Electronics giant Samsung unveiled the new model on Sunday at the Mobile World Congress 2018 in Barcelona, and hands-on reviews have been flooding in since.
On the surface, Samsung’s next generation Galaxy phone is strikingly similar to its predecessor, the S8, but it does offer some design and software improvements that will please ardent fans of the series, experts say.
Here’s our round-up of what critics have made of the Samsung S9 and S9 Plus so far.
Hefty price tag
At €841 (£739) a pop, the S9 will be more expensive than the S8’s launch price of €799 (£689) but the jump in cost for the S9 Plus will be steeper. Customers will need to fork out €997 (£869 in the UK) for the bigger handset, a €100 or £90 increase from the S8 Plus (€897 in the EU, £779 in the UK).
“You're looking at a £50 price hike in the UK for a phone which is an incremental upgrade,” writes John McCann for Techradar.
S8 design flaw is fixed
The new handset is remarkably similar to the older model, but some small changes differentiate the two. Although many hoped it would become an in-screen function, reviewers remarked that the re-positioning of the fingerprint scanner to below the camera was still a welcome improvement.
“Last year's model made you stretch your finger awkwardly to hit the fingerprint target. No more,” said Jessica Dolcourt from CNET.
Although an unsatisfied Max Parker from TrustedReviews.com adds: “The scanner’s surface still feels a tad on the small side.”
The speakers have also been upgraded in the S9. They now produce stereo sound and are 40% louder than those on the S8, according to Samsung.
“It sounds great, with a relatively good spacial audio effect,” says McCann.
‘World-first’ camera technology
With every passing year, smartphones are getting better at rivalling digital cameras and the S9 is no exception.
The smartphone has become the world’s first – excluding the China-only W2018 flip-phone – to feature two adjustable apertures: from a bright f/1.5 to a smaller f/2.4.
“The results … are phenomenal,” writes Matthew Reynolds for Wired, adding: “Samsung’s nifty use of dual apertures might have finally made it possible to take decent photos in dark conditions.”
The S9's low-light performance has been improved further by a claimed 30% reduction in noise, and reviewers noted the addition of a slow-motion recording option, which can capture up to 960 frames per second at 720p resolution.
“The resulting clip looked crisp and detailed,” says Reynolds, who watched Samsung demonstrate the feature in Barcelona. Meanwhile, Endgadget’s Cherlynn Low is more critical.
“During our preview, this feature behaved erratically,” she writes.
“It worked well when the subject was perfectly still before something moved into the frame, but most other times, it didn't use slo-mo when you'd expect.”
New and upgraded features to rival the iPhone
With Apple’s Animoji in mind, Samsung has launched AR Emoji, a feature which lets users create customised 3D avatars using selfies.
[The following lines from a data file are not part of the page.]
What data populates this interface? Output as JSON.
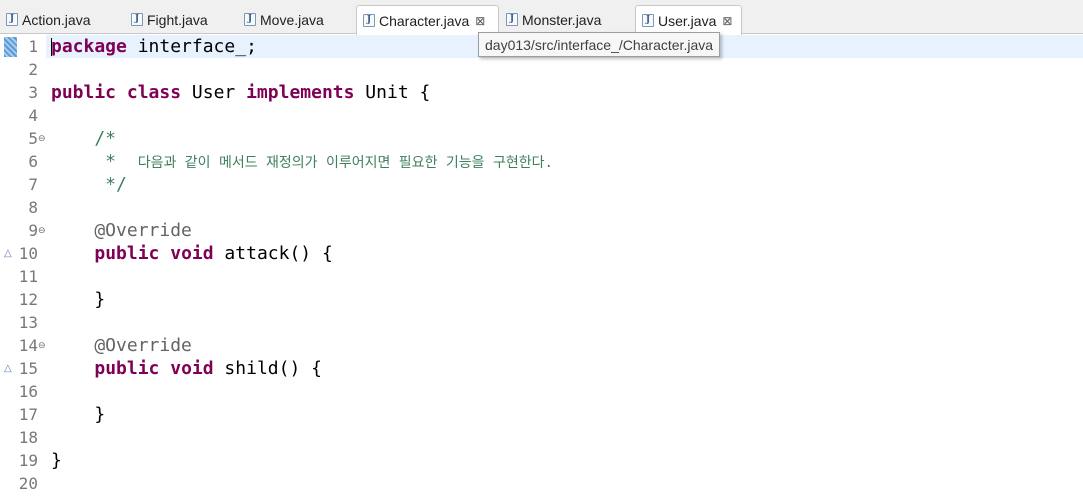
{
  "tabs": [
    {
      "label": "Action.java",
      "active": false,
      "closable": false
    },
    {
      "label": "Fight.java",
      "active": false,
      "closable": false
    },
    {
      "label": "Move.java",
      "active": false,
      "closable": false
    },
    {
      "label": "Character.java",
      "active": true,
      "closable": true
    },
    {
      "label": "Monster.java",
      "active": false,
      "closable": false
    },
    {
      "label": "User.java",
      "active": true,
      "closable": true
    }
  ],
  "tab_icon": "java-file-icon",
  "tab_close_icon": "close-icon",
  "tab_close_glyph": "⊠",
  "tooltip": {
    "text": "day013/src/interface_/Character.java"
  },
  "editor": {
    "lines": [
      {
        "num": "1",
        "parts": [
          {
            "t": "package",
            "c": "kw"
          },
          {
            "t": " interface_;",
            "c": ""
          }
        ]
      },
      {
        "num": "2",
        "parts": []
      },
      {
        "num": "3",
        "parts": [
          {
            "t": "public",
            "c": "kw"
          },
          {
            "t": " ",
            "c": ""
          },
          {
            "t": "class",
            "c": "kw"
          },
          {
            "t": " User ",
            "c": ""
          },
          {
            "t": "implements",
            "c": "kw"
          },
          {
            "t": " Unit {",
            "c": ""
          }
        ]
      },
      {
        "num": "4",
        "parts": []
      },
      {
        "num": "5",
        "fold": true,
        "parts": [
          {
            "t": "    /*",
            "c": "comment"
          }
        ]
      },
      {
        "num": "6",
        "parts": [
          {
            "t": "     *  ",
            "c": "comment"
          },
          {
            "t": "다음과 같이 메서드 재정의가 이루어지면 필요한 기능을 구현한다.",
            "c": "comment comment-ko"
          }
        ]
      },
      {
        "num": "7",
        "parts": [
          {
            "t": "     */",
            "c": "comment"
          }
        ]
      },
      {
        "num": "8",
        "parts": []
      },
      {
        "num": "9",
        "fold": true,
        "parts": [
          {
            "t": "    @Override",
            "c": "annotation"
          }
        ]
      },
      {
        "num": "10",
        "override": true,
        "parts": [
          {
            "t": "    ",
            "c": ""
          },
          {
            "t": "public",
            "c": "kw"
          },
          {
            "t": " ",
            "c": ""
          },
          {
            "t": "void",
            "c": "kw"
          },
          {
            "t": " attack() {",
            "c": ""
          }
        ]
      },
      {
        "num": "11",
        "parts": []
      },
      {
        "num": "12",
        "parts": [
          {
            "t": "    }",
            "c": ""
          }
        ]
      },
      {
        "num": "13",
        "parts": []
      },
      {
        "num": "14",
        "fold": true,
        "parts": [
          {
            "t": "    @Override",
            "c": "annotation"
          }
        ]
      },
      {
        "num": "15",
        "override": true,
        "parts": [
          {
            "t": "    ",
            "c": ""
          },
          {
            "t": "public",
            "c": "kw"
          },
          {
            "t": " ",
            "c": ""
          },
          {
            "t": "void",
            "c": "kw"
          },
          {
            "t": " shild() {",
            "c": ""
          }
        ]
      },
      {
        "num": "16",
        "parts": []
      },
      {
        "num": "17",
        "parts": [
          {
            "t": "    }",
            "c": ""
          }
        ]
      },
      {
        "num": "18",
        "parts": []
      },
      {
        "num": "19",
        "parts": [
          {
            "t": "}",
            "c": ""
          }
        ]
      },
      {
        "num": "20",
        "parts": []
      }
    ]
  },
  "colors": {
    "keyword": "#7f0055",
    "comment": "#3f7f5f",
    "annotation": "#646464",
    "line_number": "#787878",
    "current_line": "#e8f2fe"
  },
  "fold_glyph": "⊖",
  "override_glyph": "△"
}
The avatars can then be used to make expressive stickers for messaging apps, or be used as a placeholder for video messages.
Its reception among critics has been lukewarm at best.
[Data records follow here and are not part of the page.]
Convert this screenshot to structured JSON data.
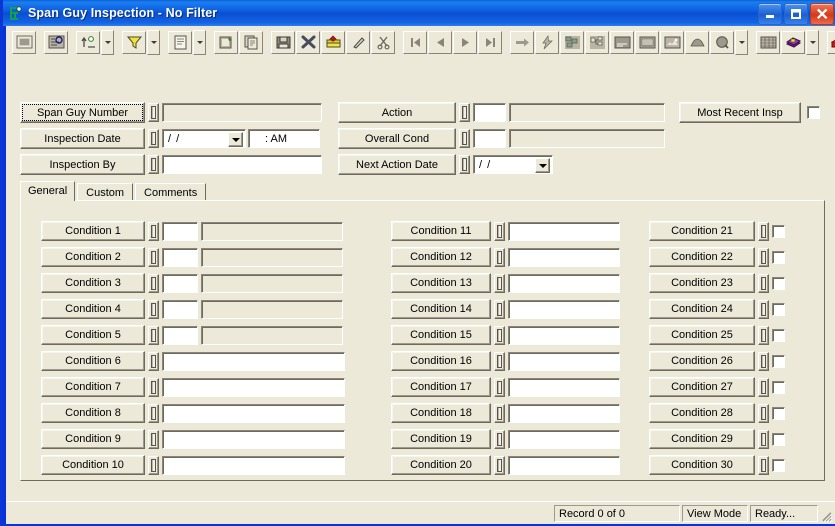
{
  "window": {
    "title": "Span Guy Inspection - No Filter",
    "icon": "app-person-icon",
    "caption_buttons": [
      {
        "name": "minimize-button",
        "glyph": "minimize-icon"
      },
      {
        "name": "maximize-button",
        "glyph": "maximize-icon"
      },
      {
        "name": "close-button",
        "glyph": "close-icon"
      }
    ]
  },
  "toolbar": {
    "buttons": [
      {
        "name": "select-all-icon",
        "title": "Select All"
      },
      {
        "name": "find-record-icon",
        "title": "Find"
      },
      {
        "name": "sort-icon",
        "title": "Sort",
        "dropdown": true
      },
      {
        "name": "filter-funnel-icon",
        "title": "Filter",
        "dropdown": true
      },
      {
        "name": "new-record-icon",
        "title": "New",
        "dropdown": true
      },
      {
        "name": "edit-record-icon",
        "title": "Edit"
      },
      {
        "name": "copy-record-icon",
        "title": "Copy"
      },
      {
        "name": "save-icon",
        "title": "Save"
      },
      {
        "name": "delete-icon",
        "title": "Delete"
      },
      {
        "name": "post-icon",
        "title": "Post"
      },
      {
        "name": "pencil-icon",
        "title": "Edit Mode"
      },
      {
        "name": "cut-scissors-icon",
        "title": "Cut"
      },
      {
        "name": "first-record-icon",
        "title": "First"
      },
      {
        "name": "previous-record-icon",
        "title": "Previous"
      },
      {
        "name": "next-record-icon",
        "title": "Next"
      },
      {
        "name": "last-record-icon",
        "title": "Last"
      },
      {
        "name": "goto-icon",
        "title": "Go To"
      },
      {
        "name": "lightning-icon",
        "title": "Run"
      },
      {
        "name": "hierarchy-icon",
        "title": "Hierarchy"
      },
      {
        "name": "structure-icon",
        "title": "Structure"
      },
      {
        "name": "notes-icon",
        "title": "Notes"
      },
      {
        "name": "report-icon",
        "title": "Report"
      },
      {
        "name": "attachment-icon",
        "title": "Attachments"
      },
      {
        "name": "map-icon",
        "title": "Map"
      },
      {
        "name": "search-globe-icon",
        "title": "Search",
        "dropdown": true
      },
      {
        "name": "grid-icon",
        "title": "Grid"
      },
      {
        "name": "books-icon",
        "title": "Library",
        "dropdown": true
      },
      {
        "name": "exit-icon",
        "title": "Exit"
      }
    ]
  },
  "header": {
    "left_fields": [
      {
        "name": "span-guy-number",
        "label": "Span Guy Number",
        "type": "text",
        "value": "",
        "disabled": true,
        "focused": true
      },
      {
        "name": "inspection-date",
        "label": "Inspection Date",
        "type": "date-time",
        "value": "/  /",
        "time_value": ":     AM"
      },
      {
        "name": "inspection-by",
        "label": "Inspection By",
        "type": "text",
        "value": "",
        "disabled": false
      }
    ],
    "middle_fields": [
      {
        "name": "action",
        "label": "Action",
        "code_value": "",
        "desc_value": "",
        "desc_disabled": true
      },
      {
        "name": "overall-cond",
        "label": "Overall Cond",
        "code_value": "",
        "desc_value": "",
        "desc_disabled": true
      },
      {
        "name": "next-action-date",
        "label": "Next Action Date",
        "type": "date",
        "value": "/  /"
      }
    ],
    "most_recent": {
      "name": "most-recent-insp",
      "label": "Most Recent Insp",
      "checkbox_checked": false
    }
  },
  "tabs": [
    {
      "name": "tab-general",
      "label": "General",
      "active": true
    },
    {
      "name": "tab-custom",
      "label": "Custom",
      "active": false
    },
    {
      "name": "tab-comments",
      "label": "Comments",
      "active": false
    }
  ],
  "conditions": {
    "column1": [
      {
        "label": "Condition 1",
        "code": "",
        "desc": "",
        "style": "code-desc"
      },
      {
        "label": "Condition 2",
        "code": "",
        "desc": "",
        "style": "code-desc"
      },
      {
        "label": "Condition 3",
        "code": "",
        "desc": "",
        "style": "code-desc"
      },
      {
        "label": "Condition 4",
        "code": "",
        "desc": "",
        "style": "code-desc"
      },
      {
        "label": "Condition 5",
        "code": "",
        "desc": "",
        "style": "code-desc"
      },
      {
        "label": "Condition 6",
        "value": "",
        "style": "wide"
      },
      {
        "label": "Condition 7",
        "value": "",
        "style": "wide"
      },
      {
        "label": "Condition 8",
        "value": "",
        "style": "wide"
      },
      {
        "label": "Condition 9",
        "value": "",
        "style": "wide"
      },
      {
        "label": "Condition 10",
        "value": "",
        "style": "wide"
      }
    ],
    "column2": [
      {
        "label": "Condition 11",
        "value": "",
        "style": "wide"
      },
      {
        "label": "Condition 12",
        "value": "",
        "style": "wide"
      },
      {
        "label": "Condition 13",
        "value": "",
        "style": "wide"
      },
      {
        "label": "Condition 14",
        "value": "",
        "style": "wide"
      },
      {
        "label": "Condition 15",
        "value": "",
        "style": "wide"
      },
      {
        "label": "Condition 16",
        "value": "",
        "style": "wide"
      },
      {
        "label": "Condition 17",
        "value": "",
        "style": "wide"
      },
      {
        "label": "Condition 18",
        "value": "",
        "style": "wide"
      },
      {
        "label": "Condition 19",
        "value": "",
        "style": "wide"
      },
      {
        "label": "Condition 20",
        "value": "",
        "style": "wide"
      }
    ],
    "column3": [
      {
        "label": "Condition 21",
        "checked": false,
        "style": "checkbox"
      },
      {
        "label": "Condition 22",
        "checked": false,
        "style": "checkbox"
      },
      {
        "label": "Condition 23",
        "checked": false,
        "style": "checkbox"
      },
      {
        "label": "Condition 24",
        "checked": false,
        "style": "checkbox"
      },
      {
        "label": "Condition 25",
        "checked": false,
        "style": "checkbox"
      },
      {
        "label": "Condition 26",
        "checked": false,
        "style": "checkbox"
      },
      {
        "label": "Condition 27",
        "checked": false,
        "style": "checkbox"
      },
      {
        "label": "Condition 28",
        "checked": false,
        "style": "checkbox"
      },
      {
        "label": "Condition 29",
        "checked": false,
        "style": "checkbox"
      },
      {
        "label": "Condition 30",
        "checked": false,
        "style": "checkbox"
      }
    ]
  },
  "statusbar": {
    "record": "Record 0 of 0",
    "mode": "View Mode",
    "state": "Ready..."
  },
  "colors": {
    "face": "#ece9d8",
    "title_blue": "#0a4fd4",
    "close_red": "#d4391a",
    "field_white": "#ffffff",
    "shadow": "#6f6a5e"
  }
}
“The experience was definitely sub-par,” says Dolcourt.
She adds: “AR Emoji need to be much more nuanced to feel like ‘you’, and they need to track your smile. The avatars didn't match our skin and hair tones, and were unable to naturally smile when we did. Creepy.”
Piling on the scepticism is Techradar’s McCann, who writes: “The quality of the likeness varies quite a lot, and you may question if the character on screen is really based on you.”
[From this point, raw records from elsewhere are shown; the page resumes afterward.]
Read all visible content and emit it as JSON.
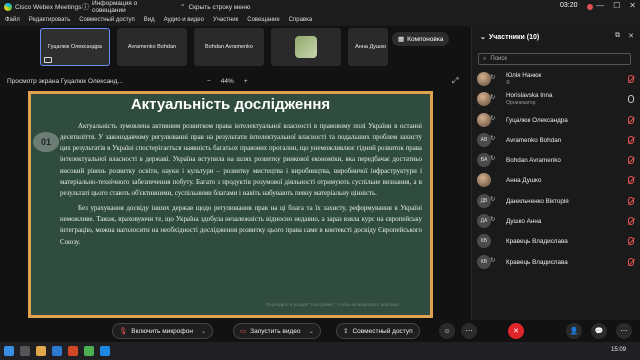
{
  "titlebar": {
    "app_title": "Cisco Webex Meetings",
    "meeting_info": "Информация о совещании",
    "hide_bar": "Скрыть строку меню",
    "time": "03:20"
  },
  "menubar": [
    "Файл",
    "Редактировать",
    "Совместный доступ",
    "Вид",
    "Аудио и видео",
    "Участник",
    "Совещание",
    "Справка"
  ],
  "thumbnails": [
    {
      "name": "Гуцалюк Олександра",
      "type": "self"
    },
    {
      "name": "Avramenko Bohdan",
      "type": "name"
    },
    {
      "name": "Bohdan Avramenko",
      "type": "name"
    },
    {
      "name": "",
      "type": "image"
    },
    {
      "name": "Анна Душко",
      "type": "name"
    }
  ],
  "layout_button": "Компоновка",
  "sharebar": {
    "title": "Просмотр экрана Гуцалюк Олександ...",
    "zoom_minus": "−",
    "zoom_level": "44%",
    "zoom_plus": "+"
  },
  "slide": {
    "number": "01",
    "title": "Актуальність дослідження",
    "paragraphs": [
      "Актуальність зумовлена активним розвитком права інтелектуальної власності в правовому полі України в останні десятиліття. У законодавчому регулюванні прав на результати інтелектуальної власності та подальших проблем захисту цих результатів в Україні спостерігається наявність багатьох правових прогалин, що унеможливлює гідний розвиток права інтелектуальної власності в державі. Україна вступила на шлях розвитку ринкової економіки, яка передбачає достатньо високий рівень розвитку освіти, науки і культури – розвитку мистецтва і виробництва, виробничої інфраструктури і матеріально-технічного забезпечення побуту. Багато з продуктів розумової діяльності отримують суспільне визнання, а в результаті цього стають об'єктивними, суспільними благами і навіть набувають певну матеріальну цінність.",
      "Без урахування досвіду інших держав щодо регулювання прав на ці блага та їх захисту, реформування в Україні неможливе. Також, враховуючи те, що Україна здобула незалежність відносно недавно, а зараз взяла курс на європейську інтеграцію, можна наголосити на необхідності дослідження розвитку цього права саме в контексті досвіду Європейського Союзу."
    ],
    "watermark": "Перейдите в раздел \"Настройки\", чтобы активировать Windows."
  },
  "participants": {
    "header": "Участники (10)",
    "search_placeholder": "Поиск",
    "list": [
      {
        "initials": "",
        "name": "Юлія Нанюк",
        "role": "Я",
        "img": true,
        "mod": true
      },
      {
        "initials": "",
        "name": "Horislavska Inna",
        "role": "Организатор",
        "img": true,
        "mod": true
      },
      {
        "initials": "",
        "name": "Гуцалюк Олександра",
        "role": "",
        "img": true,
        "mod": true
      },
      {
        "initials": "AB",
        "name": "Avramenko Bohdan",
        "role": "",
        "img": false,
        "mod": true
      },
      {
        "initials": "BA",
        "name": "Bohdan Avramenko",
        "role": "",
        "img": false,
        "mod": true
      },
      {
        "initials": "",
        "name": "Анна Душко",
        "role": "",
        "img": true,
        "mod": false
      },
      {
        "initials": "ДВ",
        "name": "Данильченко Вікторія",
        "role": "",
        "img": false,
        "mod": true
      },
      {
        "initials": "ДА",
        "name": "Душко Анна",
        "role": "",
        "img": false,
        "mod": true
      },
      {
        "initials": "КВ",
        "name": "Кравець Владислава",
        "role": "",
        "img": false,
        "mod": false
      },
      {
        "initials": "КВ",
        "name": "Кравець Владислава",
        "role": "",
        "img": false,
        "mod": true
      }
    ]
  },
  "toolbar": {
    "mic_label": "Включить микрофон",
    "video_label": "Запустить видео",
    "share_label": "Совместный доступ"
  },
  "taskbar": {
    "time": "15:09",
    "date": "1.12.2021"
  },
  "colors": {
    "slide_border": "#e0a24e",
    "slide_bg": "#2f4c3f",
    "end_call": "#e0262b"
  }
}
Samsung’s virtual assistant Bixby also boasts some innovative new features in the S9. It can be used to count calories when the camera is pointed towards various foodstuffs. An estimated figure is then fed and logged into the Samsung Health app. Another addition is the live translation function which can translate signs and notices in seconds while connected to the internet — but with variable accuracy.
Brian Heater from Techcrunch reports: “The translations aren’t great — as evidenced by the 'You’re welcome feed the animals do not' — and the text looks a bit like it was cut out of a newspaper for a ransom letter, but it’s an impressive and useful tool nonetheless.”